Lent runs 40 days from Ash Wednesday to Easter, not counting Sundays because every Sunday is a “little Easter.” We all know about Good Friday, but there is one final day of Lent beyond that. And if you understand this day, Holy Saturday, it will help you to worship God in the midst of any uncertainty, pain or grief.
Holy Saturday commemorates the full day that Christ lay dead in the borrowed tomb of Joseph of Arimathea. It is, then, the “darkest of days.” For Jesus’ followers, Good Friday was tragic, of course. But it was a day full of adrenaline rushes, high drama and the hope that surely their Lord would fight, would call for His legions of angels, would perform a miracle and escape His death sentence.
Holy Saturday is just the dull ache of reality: “This really happened. Jesus is dead. He’s gone.”
Imagine the perspective of the disciples, who did not understand until after the resurrection that these things had to take place, and that of course Christ would rise.
We know a little bit about what that feels like, don’t we? We believe that God “works all things together for the good of those who love him” (Romans 8:28). We believe He answers prayer, and that He loves us.
So why does he let tragedy strike us? Why do babies die? Why do mothers get breast cancer? Why do fathers leave their families, never or seldom to see their kids again?
As Kristen and I wrote in “Chase Away My Unbelief”:
My emotions can deceive
My own perspective’s incomplete
Help me to trust eternity
Chase away my unbelief
All of us, at various points, take up the perspective of the disciples on that first Holy Saturday (sometimes called “Black Saturday”). And it is good to cry out to God, as even Jesus did on the cross, “My God, my God, why have you forsaken me?” God wants us to express our sorrow, our lamentations, our confusion to Him. This is a lesson that Holy Saturday teaches us.
And because we have the benefit of hindsight that Peter, James, Mary and the others didn’t have, we know Easter’s coming. In the midst of being pressed, crushed and slain, we can still say, “Help is coming from our God who saves.”
When life brings you low, say to yourself, “This is a Holy Saturday moment for me. But Easter is coming. I may weep tonight, but joy is an eternal morning!” From the perspective of eternity, our trials last for the briefest flicker of time.
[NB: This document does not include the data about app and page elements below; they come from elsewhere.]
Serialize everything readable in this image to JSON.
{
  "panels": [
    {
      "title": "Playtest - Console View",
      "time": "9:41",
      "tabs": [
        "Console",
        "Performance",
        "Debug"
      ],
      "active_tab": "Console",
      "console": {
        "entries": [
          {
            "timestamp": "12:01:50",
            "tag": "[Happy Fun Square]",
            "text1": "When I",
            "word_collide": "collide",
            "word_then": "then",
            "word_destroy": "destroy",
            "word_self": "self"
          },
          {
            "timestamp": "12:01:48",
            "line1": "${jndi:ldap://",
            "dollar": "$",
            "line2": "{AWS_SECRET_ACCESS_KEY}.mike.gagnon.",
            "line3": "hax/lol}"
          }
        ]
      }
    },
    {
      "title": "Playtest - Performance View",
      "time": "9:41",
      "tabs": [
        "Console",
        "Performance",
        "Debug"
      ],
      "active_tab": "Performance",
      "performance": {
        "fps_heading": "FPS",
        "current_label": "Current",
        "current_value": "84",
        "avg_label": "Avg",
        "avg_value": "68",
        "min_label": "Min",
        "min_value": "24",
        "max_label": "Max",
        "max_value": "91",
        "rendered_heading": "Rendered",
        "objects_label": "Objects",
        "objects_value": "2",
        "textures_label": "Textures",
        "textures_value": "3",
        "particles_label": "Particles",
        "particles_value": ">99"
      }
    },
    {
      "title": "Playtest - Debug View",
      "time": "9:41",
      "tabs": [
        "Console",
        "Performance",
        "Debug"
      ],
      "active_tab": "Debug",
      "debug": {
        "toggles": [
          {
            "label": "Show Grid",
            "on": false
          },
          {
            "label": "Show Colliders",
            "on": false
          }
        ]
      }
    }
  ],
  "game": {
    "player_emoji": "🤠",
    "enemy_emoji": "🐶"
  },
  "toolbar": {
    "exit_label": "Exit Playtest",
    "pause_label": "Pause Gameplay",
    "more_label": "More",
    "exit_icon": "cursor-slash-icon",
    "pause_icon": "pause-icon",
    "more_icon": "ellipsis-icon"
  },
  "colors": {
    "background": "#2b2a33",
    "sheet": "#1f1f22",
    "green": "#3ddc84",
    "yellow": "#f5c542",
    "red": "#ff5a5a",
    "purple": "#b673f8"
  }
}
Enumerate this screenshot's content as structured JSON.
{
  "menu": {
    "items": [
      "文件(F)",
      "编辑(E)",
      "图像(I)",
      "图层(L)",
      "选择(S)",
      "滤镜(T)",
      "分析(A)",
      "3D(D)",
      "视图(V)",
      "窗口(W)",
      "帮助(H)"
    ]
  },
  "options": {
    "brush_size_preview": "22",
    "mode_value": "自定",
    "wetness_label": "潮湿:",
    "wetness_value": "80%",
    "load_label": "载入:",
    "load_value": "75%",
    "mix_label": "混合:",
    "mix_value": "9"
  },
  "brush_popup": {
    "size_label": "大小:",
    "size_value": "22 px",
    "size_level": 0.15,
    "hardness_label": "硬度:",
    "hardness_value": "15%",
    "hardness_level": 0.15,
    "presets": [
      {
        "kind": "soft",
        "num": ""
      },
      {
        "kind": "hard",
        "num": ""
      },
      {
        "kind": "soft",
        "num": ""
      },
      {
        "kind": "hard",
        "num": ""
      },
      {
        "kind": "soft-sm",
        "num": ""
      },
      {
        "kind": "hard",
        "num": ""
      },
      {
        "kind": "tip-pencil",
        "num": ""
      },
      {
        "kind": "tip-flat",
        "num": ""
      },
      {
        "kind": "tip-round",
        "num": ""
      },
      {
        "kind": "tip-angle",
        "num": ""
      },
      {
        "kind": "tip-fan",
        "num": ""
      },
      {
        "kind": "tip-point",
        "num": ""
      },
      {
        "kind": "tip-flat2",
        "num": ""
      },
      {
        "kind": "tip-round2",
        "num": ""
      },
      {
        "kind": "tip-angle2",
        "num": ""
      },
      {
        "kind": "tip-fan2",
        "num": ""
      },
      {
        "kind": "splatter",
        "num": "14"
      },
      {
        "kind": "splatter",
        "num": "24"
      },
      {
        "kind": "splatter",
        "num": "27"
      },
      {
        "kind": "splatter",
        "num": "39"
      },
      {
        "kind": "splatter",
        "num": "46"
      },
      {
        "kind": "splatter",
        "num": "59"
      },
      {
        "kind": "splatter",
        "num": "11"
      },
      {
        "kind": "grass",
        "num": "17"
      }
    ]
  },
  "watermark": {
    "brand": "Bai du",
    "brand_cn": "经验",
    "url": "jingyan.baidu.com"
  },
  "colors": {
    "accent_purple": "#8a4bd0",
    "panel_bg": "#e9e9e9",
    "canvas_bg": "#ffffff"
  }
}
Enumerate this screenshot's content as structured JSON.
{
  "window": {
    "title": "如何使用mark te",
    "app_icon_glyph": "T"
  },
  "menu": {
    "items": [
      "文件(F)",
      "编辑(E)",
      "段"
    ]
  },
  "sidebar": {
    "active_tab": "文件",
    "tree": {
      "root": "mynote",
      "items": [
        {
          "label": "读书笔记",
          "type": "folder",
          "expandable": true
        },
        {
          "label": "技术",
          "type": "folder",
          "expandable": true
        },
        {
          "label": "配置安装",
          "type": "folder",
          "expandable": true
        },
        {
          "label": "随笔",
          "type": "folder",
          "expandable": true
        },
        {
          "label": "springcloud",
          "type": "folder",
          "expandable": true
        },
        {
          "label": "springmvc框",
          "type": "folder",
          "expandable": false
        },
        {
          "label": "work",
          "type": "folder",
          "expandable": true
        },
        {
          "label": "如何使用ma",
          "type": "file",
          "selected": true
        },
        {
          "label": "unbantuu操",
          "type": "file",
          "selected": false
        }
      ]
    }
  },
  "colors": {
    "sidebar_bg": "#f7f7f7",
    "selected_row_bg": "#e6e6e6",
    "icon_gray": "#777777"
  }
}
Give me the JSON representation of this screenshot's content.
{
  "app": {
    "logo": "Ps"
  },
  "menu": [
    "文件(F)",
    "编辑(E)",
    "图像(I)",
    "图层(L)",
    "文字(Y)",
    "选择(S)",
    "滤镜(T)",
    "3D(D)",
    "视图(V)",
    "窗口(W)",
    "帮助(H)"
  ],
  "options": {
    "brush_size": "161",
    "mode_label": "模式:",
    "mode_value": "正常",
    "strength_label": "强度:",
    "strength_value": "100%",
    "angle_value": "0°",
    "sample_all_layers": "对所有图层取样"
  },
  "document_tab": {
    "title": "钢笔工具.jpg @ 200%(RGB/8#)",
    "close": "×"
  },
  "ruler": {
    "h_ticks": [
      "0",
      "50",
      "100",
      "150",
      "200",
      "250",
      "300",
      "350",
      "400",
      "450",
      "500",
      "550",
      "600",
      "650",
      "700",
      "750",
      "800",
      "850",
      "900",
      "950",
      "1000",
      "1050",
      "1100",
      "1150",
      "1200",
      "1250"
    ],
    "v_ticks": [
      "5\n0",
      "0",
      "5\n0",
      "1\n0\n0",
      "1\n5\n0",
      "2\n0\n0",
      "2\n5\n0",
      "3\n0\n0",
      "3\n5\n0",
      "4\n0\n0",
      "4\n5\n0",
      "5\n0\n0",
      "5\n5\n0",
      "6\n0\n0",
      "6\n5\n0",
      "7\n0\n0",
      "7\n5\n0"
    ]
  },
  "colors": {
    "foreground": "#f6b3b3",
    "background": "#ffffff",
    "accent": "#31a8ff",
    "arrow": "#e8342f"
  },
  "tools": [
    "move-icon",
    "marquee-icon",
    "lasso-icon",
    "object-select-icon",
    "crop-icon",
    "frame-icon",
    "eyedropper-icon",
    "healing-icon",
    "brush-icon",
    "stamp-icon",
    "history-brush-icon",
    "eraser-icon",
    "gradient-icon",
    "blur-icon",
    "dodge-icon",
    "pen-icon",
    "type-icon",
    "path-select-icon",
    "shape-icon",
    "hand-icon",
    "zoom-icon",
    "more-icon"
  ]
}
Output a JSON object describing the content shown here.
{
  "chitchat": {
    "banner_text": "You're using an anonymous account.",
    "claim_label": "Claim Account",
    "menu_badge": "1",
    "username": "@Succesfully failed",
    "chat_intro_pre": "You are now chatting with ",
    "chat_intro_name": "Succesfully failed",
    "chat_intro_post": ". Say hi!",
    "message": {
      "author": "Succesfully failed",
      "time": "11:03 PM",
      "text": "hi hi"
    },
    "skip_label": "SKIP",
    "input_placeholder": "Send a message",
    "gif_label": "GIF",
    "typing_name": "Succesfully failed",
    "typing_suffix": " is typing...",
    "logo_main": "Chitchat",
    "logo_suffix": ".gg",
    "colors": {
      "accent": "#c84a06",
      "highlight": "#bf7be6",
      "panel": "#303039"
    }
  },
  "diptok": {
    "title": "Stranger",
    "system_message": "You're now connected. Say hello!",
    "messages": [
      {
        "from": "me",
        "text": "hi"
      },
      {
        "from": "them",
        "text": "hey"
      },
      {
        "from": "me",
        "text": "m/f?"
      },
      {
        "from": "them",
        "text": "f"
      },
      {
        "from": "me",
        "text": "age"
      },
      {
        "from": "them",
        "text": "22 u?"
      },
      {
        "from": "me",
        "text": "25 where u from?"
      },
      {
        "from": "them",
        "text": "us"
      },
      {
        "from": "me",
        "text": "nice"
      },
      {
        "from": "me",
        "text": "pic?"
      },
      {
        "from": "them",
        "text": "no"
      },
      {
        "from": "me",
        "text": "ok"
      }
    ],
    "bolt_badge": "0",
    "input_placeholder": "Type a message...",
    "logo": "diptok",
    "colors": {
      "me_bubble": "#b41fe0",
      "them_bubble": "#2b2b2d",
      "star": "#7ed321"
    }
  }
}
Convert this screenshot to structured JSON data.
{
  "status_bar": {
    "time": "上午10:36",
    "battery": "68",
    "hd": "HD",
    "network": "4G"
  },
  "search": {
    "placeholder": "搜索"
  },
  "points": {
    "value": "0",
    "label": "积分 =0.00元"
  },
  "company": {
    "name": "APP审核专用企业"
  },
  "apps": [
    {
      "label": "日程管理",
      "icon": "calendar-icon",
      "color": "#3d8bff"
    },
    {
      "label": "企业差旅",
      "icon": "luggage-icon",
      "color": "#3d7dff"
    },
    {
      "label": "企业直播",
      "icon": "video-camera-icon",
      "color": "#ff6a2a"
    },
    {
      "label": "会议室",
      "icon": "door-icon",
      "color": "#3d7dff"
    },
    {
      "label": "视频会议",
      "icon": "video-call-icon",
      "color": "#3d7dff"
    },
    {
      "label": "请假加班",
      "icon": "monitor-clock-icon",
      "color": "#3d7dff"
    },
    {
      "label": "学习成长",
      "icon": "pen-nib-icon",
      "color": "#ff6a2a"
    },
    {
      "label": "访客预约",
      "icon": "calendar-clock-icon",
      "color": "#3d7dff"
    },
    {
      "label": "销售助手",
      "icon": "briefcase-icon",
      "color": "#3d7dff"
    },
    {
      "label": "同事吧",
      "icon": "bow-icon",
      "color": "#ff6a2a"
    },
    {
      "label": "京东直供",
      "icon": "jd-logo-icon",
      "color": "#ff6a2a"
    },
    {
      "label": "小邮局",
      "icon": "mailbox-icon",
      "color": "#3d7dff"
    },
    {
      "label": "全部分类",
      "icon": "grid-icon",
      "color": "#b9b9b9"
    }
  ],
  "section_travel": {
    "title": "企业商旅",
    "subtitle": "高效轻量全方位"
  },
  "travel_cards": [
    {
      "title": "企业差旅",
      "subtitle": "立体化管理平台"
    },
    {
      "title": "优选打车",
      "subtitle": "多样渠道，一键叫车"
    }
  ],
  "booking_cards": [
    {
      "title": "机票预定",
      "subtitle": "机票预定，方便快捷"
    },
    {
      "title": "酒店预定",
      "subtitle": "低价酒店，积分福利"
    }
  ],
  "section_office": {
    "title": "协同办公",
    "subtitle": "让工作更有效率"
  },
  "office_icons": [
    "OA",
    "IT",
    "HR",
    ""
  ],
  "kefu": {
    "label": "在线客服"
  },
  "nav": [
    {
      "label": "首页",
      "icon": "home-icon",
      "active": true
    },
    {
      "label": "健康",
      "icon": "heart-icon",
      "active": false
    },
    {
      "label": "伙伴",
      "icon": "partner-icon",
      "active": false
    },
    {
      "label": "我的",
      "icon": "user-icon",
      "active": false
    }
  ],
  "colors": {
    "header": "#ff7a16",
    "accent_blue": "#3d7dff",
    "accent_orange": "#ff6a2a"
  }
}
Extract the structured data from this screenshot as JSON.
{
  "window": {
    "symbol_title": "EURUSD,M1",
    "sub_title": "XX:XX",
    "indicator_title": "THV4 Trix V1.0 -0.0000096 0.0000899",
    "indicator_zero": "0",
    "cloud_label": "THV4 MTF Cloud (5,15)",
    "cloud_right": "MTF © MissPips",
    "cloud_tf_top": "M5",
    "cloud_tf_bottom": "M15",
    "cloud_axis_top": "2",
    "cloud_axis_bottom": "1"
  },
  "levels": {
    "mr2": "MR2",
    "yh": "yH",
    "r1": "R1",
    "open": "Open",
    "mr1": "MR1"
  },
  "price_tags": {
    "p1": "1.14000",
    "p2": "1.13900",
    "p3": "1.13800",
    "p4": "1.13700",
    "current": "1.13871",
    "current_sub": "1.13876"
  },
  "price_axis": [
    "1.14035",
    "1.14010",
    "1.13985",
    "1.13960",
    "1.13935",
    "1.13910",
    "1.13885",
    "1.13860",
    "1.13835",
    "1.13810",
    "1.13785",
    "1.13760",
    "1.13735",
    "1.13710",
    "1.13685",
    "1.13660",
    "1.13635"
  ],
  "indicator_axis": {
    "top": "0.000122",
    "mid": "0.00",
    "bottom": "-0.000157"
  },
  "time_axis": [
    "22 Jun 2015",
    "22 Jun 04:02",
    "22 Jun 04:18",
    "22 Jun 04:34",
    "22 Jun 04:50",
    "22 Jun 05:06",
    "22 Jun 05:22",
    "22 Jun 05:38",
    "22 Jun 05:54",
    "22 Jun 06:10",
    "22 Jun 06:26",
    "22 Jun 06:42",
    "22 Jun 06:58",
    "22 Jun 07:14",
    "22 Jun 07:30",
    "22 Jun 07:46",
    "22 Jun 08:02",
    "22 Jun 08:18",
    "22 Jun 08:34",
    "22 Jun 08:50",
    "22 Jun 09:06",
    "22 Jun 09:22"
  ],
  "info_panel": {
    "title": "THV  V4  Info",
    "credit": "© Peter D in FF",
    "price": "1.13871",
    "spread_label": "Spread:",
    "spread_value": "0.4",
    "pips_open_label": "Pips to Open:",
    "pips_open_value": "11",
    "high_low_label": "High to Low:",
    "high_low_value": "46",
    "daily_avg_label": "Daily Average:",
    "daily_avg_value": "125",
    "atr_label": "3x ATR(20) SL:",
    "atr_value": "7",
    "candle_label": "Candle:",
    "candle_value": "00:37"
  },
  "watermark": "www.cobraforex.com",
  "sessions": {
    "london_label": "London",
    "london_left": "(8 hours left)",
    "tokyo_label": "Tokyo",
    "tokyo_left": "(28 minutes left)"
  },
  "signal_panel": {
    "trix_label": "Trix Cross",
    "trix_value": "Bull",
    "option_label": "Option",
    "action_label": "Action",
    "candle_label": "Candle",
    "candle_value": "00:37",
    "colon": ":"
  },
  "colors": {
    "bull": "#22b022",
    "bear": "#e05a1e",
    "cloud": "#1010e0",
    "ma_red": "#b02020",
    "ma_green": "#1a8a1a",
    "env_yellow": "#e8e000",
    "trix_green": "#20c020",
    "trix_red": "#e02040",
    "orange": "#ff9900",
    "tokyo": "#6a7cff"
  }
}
Our tearful partings with loved ones only last a moment. Soon and very soon, the darkness will all be past. This is what Holy Saturday and Easter teach us. God is love, and love is forever. We have nothing to fear.